Fleming, Stephen J. “Discord in the City of Brotherly Love: The Story of Early Mormonism in Philadelphia.” Mormon Historical Studies 5, no. 1 (Spring 2004): 3–27.
Times and Seasons. Commerce/Nauvoo, IL. Nov. 1839–Feb. 1846.
Nicholson was appointed as clerk to the Philadelphiabranch at an 18 October 1840 conference and recorded minutes of branch meetings until the 6 April 1842 minutes. (Philadelphia, PA, Minutes and Records, 18 Oct. 1840 and 6 Apr. 1842.)
Philadelphia, PA, Minutes and Records, 1840–1854. CCLA.
of two or three hundred dollars, Brother would mention the fact that the printing could be proceeded with immediately here and delay would be injurious to the work here where it would be indespensible Brother Smith would say that Brothers Ivans [ and ] thought it would be wisdom to print it in the West and that he. Brother S. approved of that disposition of the affair. then mentioned that he wished the whole matter referred the of the . Brother Everett seconded the proposition. It was then put to vote and carried unanimously. then introduced the mission of the brethren to and the pecuniary embarrassments under which they were Labouring, Brother argued the importance of the interests involved in the mission to the whole Church and every man in or out of the Church.

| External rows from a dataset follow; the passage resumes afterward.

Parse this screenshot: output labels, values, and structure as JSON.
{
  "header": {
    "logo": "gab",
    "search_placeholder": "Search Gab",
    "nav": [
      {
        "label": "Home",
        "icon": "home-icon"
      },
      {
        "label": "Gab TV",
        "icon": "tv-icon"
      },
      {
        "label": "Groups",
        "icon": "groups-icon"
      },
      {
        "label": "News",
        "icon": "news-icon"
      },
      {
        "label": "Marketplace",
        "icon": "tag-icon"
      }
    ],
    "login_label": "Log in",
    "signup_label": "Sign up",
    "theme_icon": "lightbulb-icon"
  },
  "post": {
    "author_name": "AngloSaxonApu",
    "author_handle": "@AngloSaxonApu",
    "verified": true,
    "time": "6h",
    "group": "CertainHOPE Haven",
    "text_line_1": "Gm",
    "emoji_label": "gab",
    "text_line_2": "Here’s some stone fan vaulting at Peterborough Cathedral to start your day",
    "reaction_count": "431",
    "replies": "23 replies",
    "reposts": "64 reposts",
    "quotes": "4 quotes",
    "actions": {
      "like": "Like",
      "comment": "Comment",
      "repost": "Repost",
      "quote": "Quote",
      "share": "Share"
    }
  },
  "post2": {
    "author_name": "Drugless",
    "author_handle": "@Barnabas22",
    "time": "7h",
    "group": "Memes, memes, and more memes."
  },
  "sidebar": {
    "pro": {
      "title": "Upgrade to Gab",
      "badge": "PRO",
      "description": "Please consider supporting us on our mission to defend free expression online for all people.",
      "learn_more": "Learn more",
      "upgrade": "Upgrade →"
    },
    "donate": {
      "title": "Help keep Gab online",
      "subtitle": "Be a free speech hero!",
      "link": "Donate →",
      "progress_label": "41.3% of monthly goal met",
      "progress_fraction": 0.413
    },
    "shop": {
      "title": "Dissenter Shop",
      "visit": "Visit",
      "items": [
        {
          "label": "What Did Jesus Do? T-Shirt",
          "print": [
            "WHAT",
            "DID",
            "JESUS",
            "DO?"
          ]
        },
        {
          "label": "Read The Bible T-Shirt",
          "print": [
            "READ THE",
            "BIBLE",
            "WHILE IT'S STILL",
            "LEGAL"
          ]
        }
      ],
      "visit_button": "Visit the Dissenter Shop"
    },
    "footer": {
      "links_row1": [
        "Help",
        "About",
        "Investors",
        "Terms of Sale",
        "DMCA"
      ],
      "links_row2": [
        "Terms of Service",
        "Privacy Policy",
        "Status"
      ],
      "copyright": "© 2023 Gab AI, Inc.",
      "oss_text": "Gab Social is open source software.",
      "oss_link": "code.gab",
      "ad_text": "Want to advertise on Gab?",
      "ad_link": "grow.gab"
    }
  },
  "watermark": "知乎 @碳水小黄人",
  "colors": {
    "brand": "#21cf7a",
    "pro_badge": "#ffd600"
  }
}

adjourned at 12½ O clock reassembled at 1½ P.M.
Brothers Dixon [Robert Dickson] & [Jonathan] Sleeper were . Brother Joseph Smith Jr dilated at some length on the offices of the and on the duties of Elders . . &c and directed it should be entered on the minutes as the injunction of the that travelling Elders should be especially cautious of incroaching on the ground of stationed & presiding Elders and rather direct their efforts to breaking up and occupying new ground and that the Churc[h]es generally refuse to be burthened with the support of unprofitable and dilatory labourers. It was unanimously resolved [p. 3]